**PROBLEM STATEMENT:** The required output is every record, written out exactly.

**SOURCE DATA:**

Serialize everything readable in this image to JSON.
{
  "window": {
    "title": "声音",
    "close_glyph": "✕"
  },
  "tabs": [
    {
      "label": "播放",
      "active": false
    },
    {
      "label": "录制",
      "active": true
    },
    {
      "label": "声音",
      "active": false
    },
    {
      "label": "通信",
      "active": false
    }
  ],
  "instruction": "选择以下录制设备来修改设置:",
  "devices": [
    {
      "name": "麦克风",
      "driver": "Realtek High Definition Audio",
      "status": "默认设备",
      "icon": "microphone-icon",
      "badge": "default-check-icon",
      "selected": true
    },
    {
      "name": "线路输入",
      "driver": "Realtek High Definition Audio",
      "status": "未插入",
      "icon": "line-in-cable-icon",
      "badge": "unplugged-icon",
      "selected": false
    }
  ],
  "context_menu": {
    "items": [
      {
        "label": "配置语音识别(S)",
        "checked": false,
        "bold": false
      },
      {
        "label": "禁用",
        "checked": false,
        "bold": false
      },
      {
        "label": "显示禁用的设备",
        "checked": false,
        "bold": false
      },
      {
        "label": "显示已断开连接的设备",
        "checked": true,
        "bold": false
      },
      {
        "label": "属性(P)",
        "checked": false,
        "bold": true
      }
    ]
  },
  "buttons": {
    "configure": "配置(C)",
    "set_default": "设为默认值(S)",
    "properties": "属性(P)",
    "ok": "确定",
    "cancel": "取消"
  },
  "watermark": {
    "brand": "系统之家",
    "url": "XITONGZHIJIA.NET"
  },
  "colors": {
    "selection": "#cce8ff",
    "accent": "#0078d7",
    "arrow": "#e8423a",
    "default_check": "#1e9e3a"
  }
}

**SOLUTION BELOW:**
Serialize everything readable in this image to JSON.
{
  "window": {
    "title": "声音",
    "close_glyph": "✕"
  },
  "tabs": [
    {
      "label": "播放",
      "active": false
    },
    {
      "label": "录制",
      "active": true
    },
    {
      "label": "声音",
      "active": false
    },
    {
      "label": "通信",
      "active": false
    }
  ],
  "instruction": "选择以下录制设备来修改设置:",
  "devices": [
    {
      "name": "麦克风",
      "driver": "Realtek High Definition Audio",
      "status": "默认设备",
      "icon": "microphone-icon",
      "badge": "default-check-icon",
      "selected": true
    },
    {
      "name": "线路输入",
      "driver": "Realtek High Definition Audio",
      "status": "未插入",
      "icon": "line-in-cable-icon",
      "badge": "unplugged-icon",
      "selected": false
    }
  ],
  "context_menu": {
    "items": [
      {
        "label": "配置语音识别(S)",
        "checked": false,
        "bold": false
      },
      {
        "label": "禁用",
        "checked": false,
        "bold": false
      },
      {
        "label": "显示禁用的设备",
        "checked": false,
        "bold": false
      },
      {
        "label": "显示已断开连接的设备",
        "checked": true,
        "bold": false
      },
      {
        "label": "属性(P)",
        "checked": false,
        "bold": true
      }
    ]
  },
  "buttons": {
    "configure": "配置(C)",
    "set_default": "设为默认值(S)",
    "properties": "属性(P)",
    "ok": "确定",
    "cancel": "取消"
  },
  "watermark": {
    "brand": "系统之家",
    "url": "XITONGZHIJIA.NET"
  },
  "colors": {
    "selection": "#cce8ff",
    "accent": "#0078d7",
    "arrow": "#e8423a",
    "default_check": "#1e9e3a"
  }
}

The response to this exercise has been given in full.